DESCRIPTION OF THE TASK >> Wherever the string "Adress" appears in the listing, copy that line.

--- START ---

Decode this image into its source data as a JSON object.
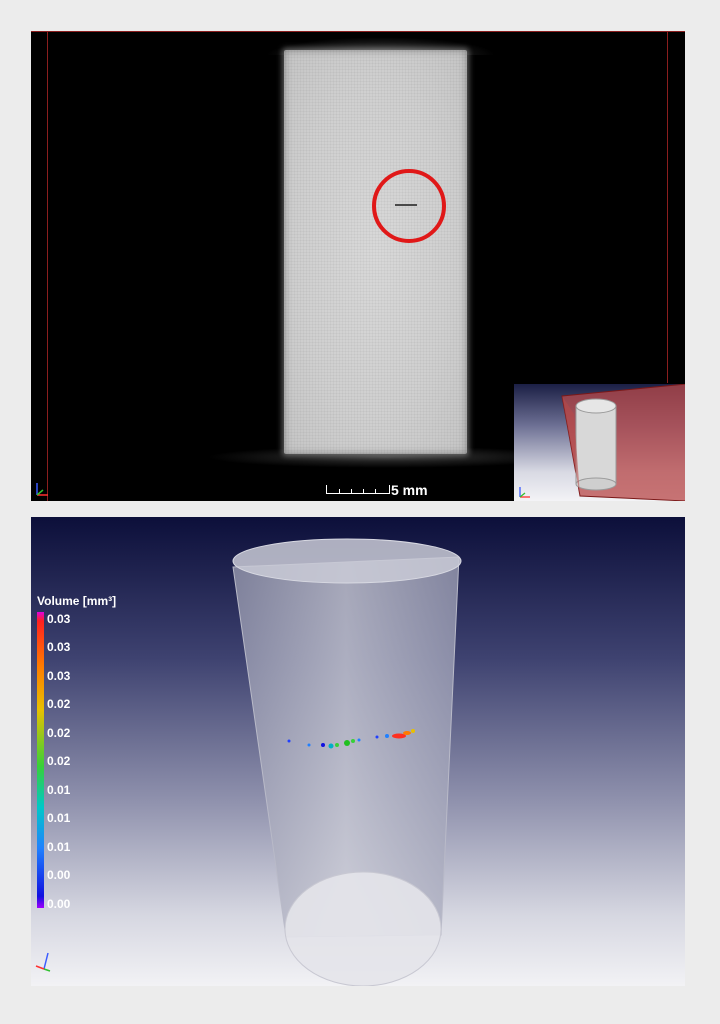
{
  "slice_view": {
    "scale_bar_label": "5 mm"
  },
  "volume_view": {
    "legend": {
      "title": "Volume [mm³]",
      "ticks": [
        "0.03",
        "0.03",
        "0.03",
        "0.02",
        "0.02",
        "0.02",
        "0.01",
        "0.01",
        "0.01",
        "0.00",
        "0.00"
      ]
    }
  },
  "axes_icons": [
    "axes-triad-icon"
  ],
  "colors": {
    "highlight_circle": "#e01818",
    "frame_line": "#8b1e1e",
    "viewport_bg_top": "#000000"
  }
}
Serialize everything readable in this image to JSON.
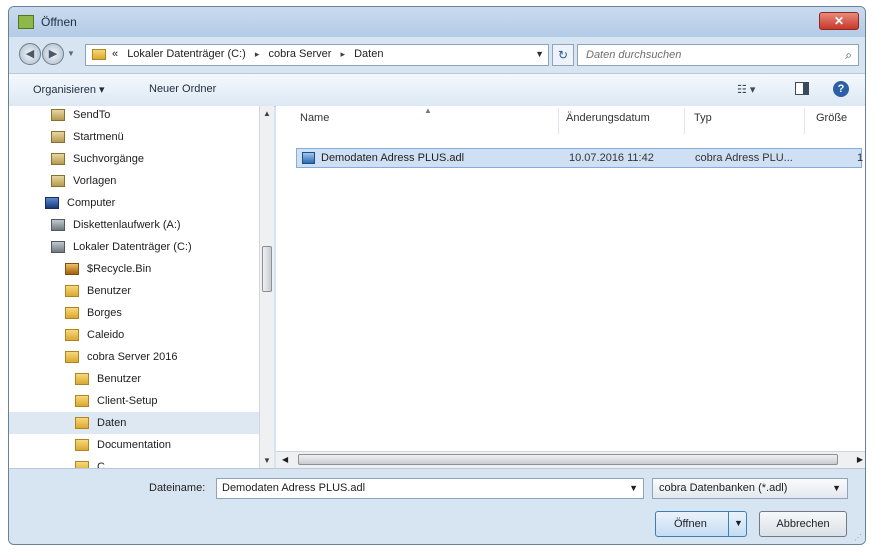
{
  "window": {
    "title": "Öffnen",
    "close_glyph": "✕"
  },
  "nav": {
    "back_glyph": "◀",
    "forward_glyph": "▶",
    "breadcrumb_prefix": "«",
    "breadcrumbs": [
      "Lokaler Datenträger (C:)",
      "cobra Server",
      "Daten"
    ],
    "separator": "▸",
    "refresh_glyph": "↻",
    "search_placeholder": "Daten durchsuchen"
  },
  "toolbar": {
    "organize_label": "Organisieren ▾",
    "new_folder_label": "Neuer Ordner",
    "help_glyph": "?"
  },
  "tree": [
    {
      "label": "SendTo",
      "icon": "special-folder-icon"
    },
    {
      "label": "Startmenü",
      "icon": "special-folder-icon"
    },
    {
      "label": "Suchvorgänge",
      "icon": "special-folder-icon"
    },
    {
      "label": "Vorlagen",
      "icon": "special-folder-icon"
    },
    {
      "label": "Computer",
      "icon": "computer-icon"
    },
    {
      "label": "Diskettenlaufwerk (A:)",
      "icon": "floppy-drive-icon"
    },
    {
      "label": "Lokaler Datenträger (C:)",
      "icon": "hard-drive-icon"
    },
    {
      "label": "$Recycle.Bin",
      "icon": "recycle-bin-icon"
    },
    {
      "label": "Benutzer",
      "icon": "folder-icon"
    },
    {
      "label": "Borges",
      "icon": "folder-icon"
    },
    {
      "label": "Caleido",
      "icon": "folder-icon"
    },
    {
      "label": "cobra Server 2016",
      "icon": "folder-icon"
    },
    {
      "label": "Benutzer",
      "icon": "folder-icon"
    },
    {
      "label": "Client-Setup",
      "icon": "folder-icon"
    },
    {
      "label": "Daten",
      "icon": "folder-icon",
      "selected": true
    },
    {
      "label": "Documentation",
      "icon": "folder-icon"
    },
    {
      "label": "C...",
      "icon": "folder-icon"
    }
  ],
  "columns": {
    "name": "Name",
    "date": "Änderungsdatum",
    "type": "Typ",
    "size": "Größe"
  },
  "files": [
    {
      "name": "Demodaten Adress PLUS.adl",
      "date": "10.07.2016 11:42",
      "type": "cobra Adress PLU...",
      "size": "1"
    }
  ],
  "footer": {
    "filename_label": "Dateiname:",
    "filename_value": "Demodaten Adress PLUS.adl",
    "filter_value": "cobra Datenbanken (*.adl)",
    "open_label": "Öffnen",
    "cancel_label": "Abbrechen"
  },
  "colors": {
    "accent": "#3c7fb1",
    "selection": "#cfe0f4",
    "chrome": "#d7e4f2"
  }
}
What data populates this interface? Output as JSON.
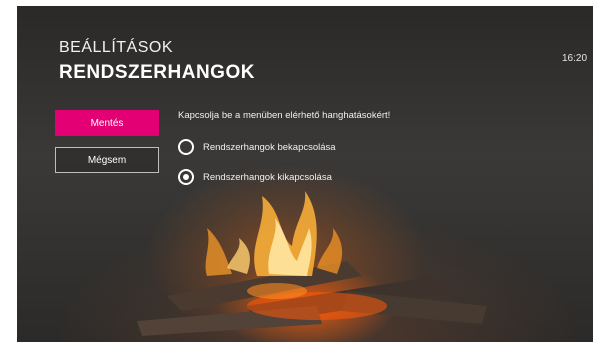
{
  "header": {
    "section": "BEÁLLÍTÁSOK",
    "title": "RENDSZERHANGOK",
    "clock": "16:20"
  },
  "actions": {
    "save_label": "Mentés",
    "cancel_label": "Mégsem"
  },
  "settings": {
    "instruction": "Kapcsolja be a menüben elérhető hanghatásokért!",
    "options": [
      {
        "label": "Rendszerhangok bekapcsolása",
        "selected": false
      },
      {
        "label": "Rendszerhangok kikapcsolása",
        "selected": true
      }
    ]
  },
  "colors": {
    "accent": "#e20074",
    "background": "#2f2d2b",
    "text": "#ffffff"
  }
}
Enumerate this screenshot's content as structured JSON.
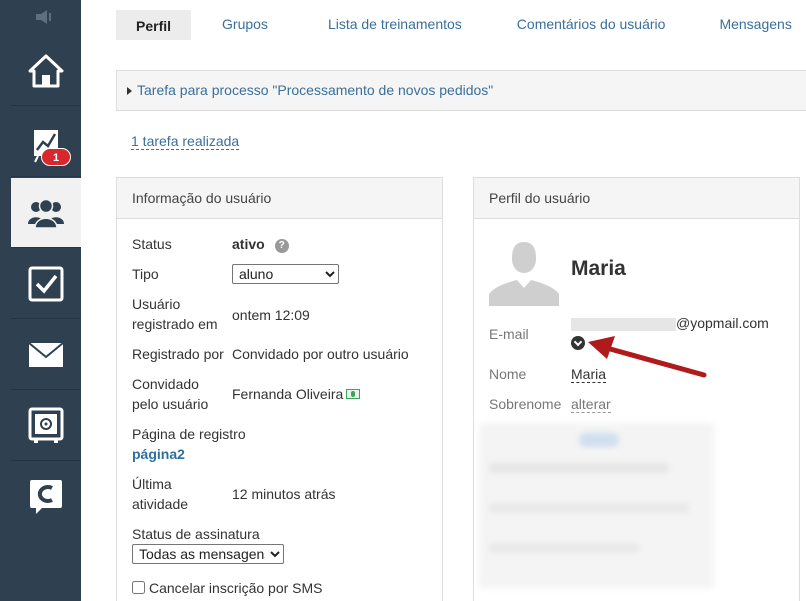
{
  "sidebar": {
    "items": [
      {
        "name": "home",
        "icon": "home-icon"
      },
      {
        "name": "dashboard",
        "icon": "chart-board-icon",
        "badge": "1"
      },
      {
        "name": "users",
        "icon": "users-icon",
        "active": true
      },
      {
        "name": "tasks",
        "icon": "checkbox-icon"
      },
      {
        "name": "messages",
        "icon": "envelope-icon"
      },
      {
        "name": "safe",
        "icon": "safe-icon"
      },
      {
        "name": "chat",
        "icon": "chat-c-icon"
      }
    ]
  },
  "tabs": [
    {
      "label": "Perfil",
      "active": true
    },
    {
      "label": "Grupos"
    },
    {
      "label": "Lista de treinamentos"
    },
    {
      "label": "Comentários do usuário"
    },
    {
      "label": "Mensagens"
    }
  ],
  "process": {
    "label": "Tarefa para processo \"Processamento de novos pedidos\""
  },
  "tasks_done": "1 tarefa realizada",
  "user_info": {
    "title": "Informação do usuário",
    "status_label": "Status",
    "status_value": "ativo",
    "type_label": "Tipo",
    "type_value": "aluno",
    "registered_label": "Usuário registrado em",
    "registered_value": "ontem 12:09",
    "registered_by_label": "Registrado por",
    "registered_by_value": "Convidado por outro usuário",
    "invited_by_label": "Convidado pelo usuário",
    "invited_by_value": "Fernanda Oliveira",
    "reg_page_label": "Página de registro",
    "reg_page_value": "página2",
    "last_activity_label": "Última atividade",
    "last_activity_value": "12 minutos atrás",
    "subscription_label": "Status de assinatura",
    "subscription_value": "Todas as mensagens",
    "sms_label": "Cancelar inscrição por SMS"
  },
  "user_profile": {
    "title": "Perfil do usuário",
    "name": "Maria",
    "email_label": "E-mail",
    "email_domain": "@yopmail.com",
    "first_name_label": "Nome",
    "first_name_value": "Maria",
    "last_name_label": "Sobrenome",
    "last_name_action": "alterar"
  },
  "colors": {
    "sidebar": "#2f4050",
    "link": "#3a6f9a",
    "badge": "#d9272e",
    "arrow": "#b01a1a"
  }
}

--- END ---

ANSWER SECTION >>
      "name": "Demodaten Adress PLUS.adl",
      "type": "cobra Adress PLU...",
    "filename_value": "Demodaten Adress PLUS.adl",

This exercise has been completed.